So there is a uniqueness to the worldview that does say that each human being is made in the image of God. That's what the story says. . . but what does life tell you? If we had to look at how society, our society answers this question, what do we believe? How do we show it? What does it mean real time? What does it mean for how we treat each other? What does it mean for how we see each other? Can statistics really ever serve us? Can demographics ever paint a worthy picture? Can systems that protect a majority while allowing some to fall through the cracks be considered good? What does it mean for policy decisions? What should be our central focus as children of God made in His image? How are we doing with that focus? They are all good questions to ask. If we were writing the myth today based on how we see the world. . . where would we put human kind? All humans? Each human? Every human? It would probably be easier to lower the status, lower the pressure, ease up on ourselves a bit, pretend that each one doesn't really matter. It would be easier, maybe more efficient, maybe more conducive to business. It would be easier on ourselves if we didn't have to rise to the level of image of God. It would be easier in our relationships if we didn't have to value each other as brothers and sisters made in the image of God. It would make life simpler if we were just cosmic mistakes, or parasites, or if we were just made out of spite in some cosmic game we don't know how to play.
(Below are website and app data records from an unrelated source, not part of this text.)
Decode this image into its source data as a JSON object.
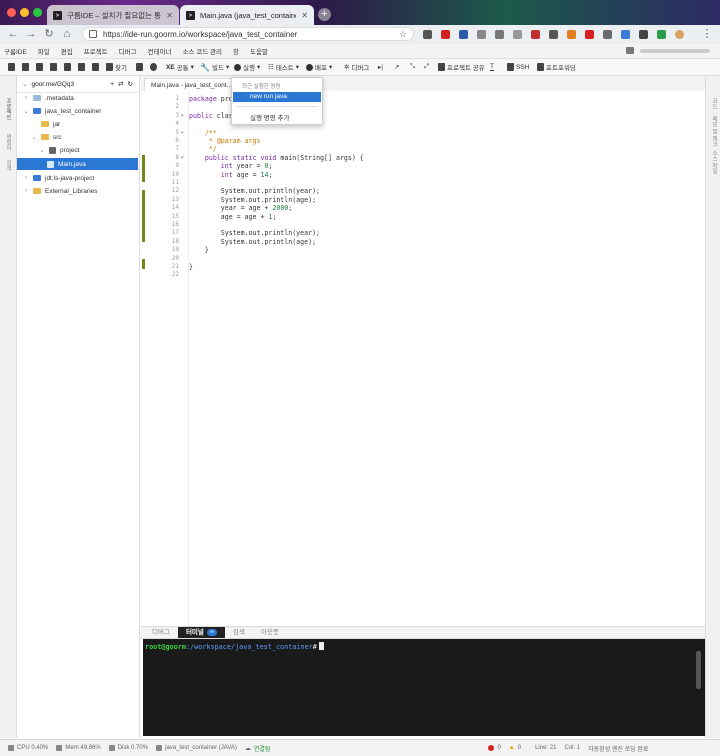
{
  "browser": {
    "tabs": [
      {
        "title": "구름IDE – 설치가 필요없는 통합개발환경",
        "active": false
      },
      {
        "title": "Main.java (java_test_container)",
        "active": true
      }
    ],
    "url": "https://ide-run.goorm.io/workspace/java_test_container"
  },
  "menu": [
    "구름IDE",
    "파일",
    "편집",
    "프로젝트",
    "디버그",
    "컨테이너",
    "소스 코드 관리",
    "창",
    "도움말"
  ],
  "toolbar": {
    "find": "찾기",
    "common": "공통",
    "build": "빌드",
    "run": "실행",
    "test": "테스트",
    "deploy": "배포",
    "debug": "디버그",
    "share": "프로젝트 공유",
    "ssh": "SSH",
    "port_forwarding": "포트포워딩"
  },
  "side_labels": {
    "left": [
      "프로젝트",
      "명령어",
      "검색"
    ],
    "right": [
      "코드",
      "메모 및 체크",
      "소스 파일"
    ]
  },
  "tree": {
    "root": "goor.me/GQq3",
    "items": [
      {
        "label": ".metadata",
        "depth": 1,
        "expanded": false,
        "selected": false
      },
      {
        "label": "java_test_container",
        "depth": 1,
        "expanded": true,
        "selected": false
      },
      {
        "label": "jar",
        "depth": 2,
        "expanded": false,
        "selected": false
      },
      {
        "label": "src",
        "depth": 2,
        "expanded": true,
        "selected": false
      },
      {
        "label": "project",
        "depth": 3,
        "expanded": true,
        "selected": false
      },
      {
        "label": "Main.java",
        "depth": 4,
        "expanded": false,
        "selected": true
      },
      {
        "label": "jdt.ls-java-project",
        "depth": 1,
        "expanded": false,
        "selected": false
      },
      {
        "label": "External_Libraries",
        "depth": 1,
        "expanded": false,
        "selected": false
      }
    ]
  },
  "editor": {
    "tab_label": "Main.java - java_test_cont...",
    "active_line": 21,
    "lines": [
      "package pro",
      "",
      "public clas",
      "",
      "    /**",
      "     * @param args",
      "     */",
      "    public static void main(String[] args) {",
      "        int year = 0;",
      "        int age = 14;",
      "",
      "        System.out.println(year);",
      "        System.out.println(age);",
      "        year = age + 2000;",
      "        age = age + 1;",
      "",
      "        System.out.println(year);",
      "        System.out.println(age);",
      "    }",
      "",
      "}",
      ""
    ]
  },
  "run_dropdown": {
    "section": "최근 실행한 명령",
    "item": "new run java",
    "add": "실행 명령 추가"
  },
  "bottom_panel": {
    "tabs": [
      "디버그",
      "터미널",
      "검색",
      "아웃풋"
    ],
    "active_tab": "터미널",
    "terminal_user": "root@goorm",
    "terminal_path": ":/workspace/java_test_container",
    "terminal_prompt": "#"
  },
  "status": {
    "cpu": "CPU 0.40%",
    "mem": "Mem 49.86%",
    "disk": "Disk 0.70%",
    "project": "java_test_container (JAVA)",
    "connection": "연결됨",
    "errors": "0",
    "warnings": "0",
    "line": "Line: 21",
    "col": "Col: 1",
    "autosave": "자동완성 엔진 로딩 완료"
  },
  "colors": {
    "accent": "#2b78d4",
    "terminal_bg": "#1a1a1a",
    "terminal_user": "#3fd23f",
    "modified_bar": "#6e8a1e"
  }
}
But instead we are made in the image of God. It means something different to all of us. There are probably different levels of understanding, but it is hard to deny that it is an elevated status, it's hard to deny that it is a status of love, its hard to deny that it doesn't mean anything. It's hard to deny that the world, the 6 days leading up to our creation, doesn't seem to just fall in place, each detail, leading to, and taking care of our needs. All of it together is pretty awesome, pretty amazing, full of love, and then you add Jesus to it.
It is hard to see the world that way and not be grateful. Is it possible that seeing the world another way, one of those other ways misses that gratitude part, and perhaps there is the simple place where the world view starts to get skewed. Gratitude, it is the beginning isn't it. In the beginning God created, the heavens and the earth, the light, the sky, the stars, the land, the rivers and the trees, the birds, the bees, the wonders that surround us and then even us, even you and even me, special, unique, each and every one of us. May we see the world that way, may we see ourselves that way, may we see each other that way, and may we be grateful, for in that gratitude is the start, the beginning of faith, and as we will see as the story unfolds the beginning of love beyond our imagination.

[1]The Revised Standard Version. 1971 (Ge 1:1). Oak Harbor, WA: Logos Research Systems, Inc.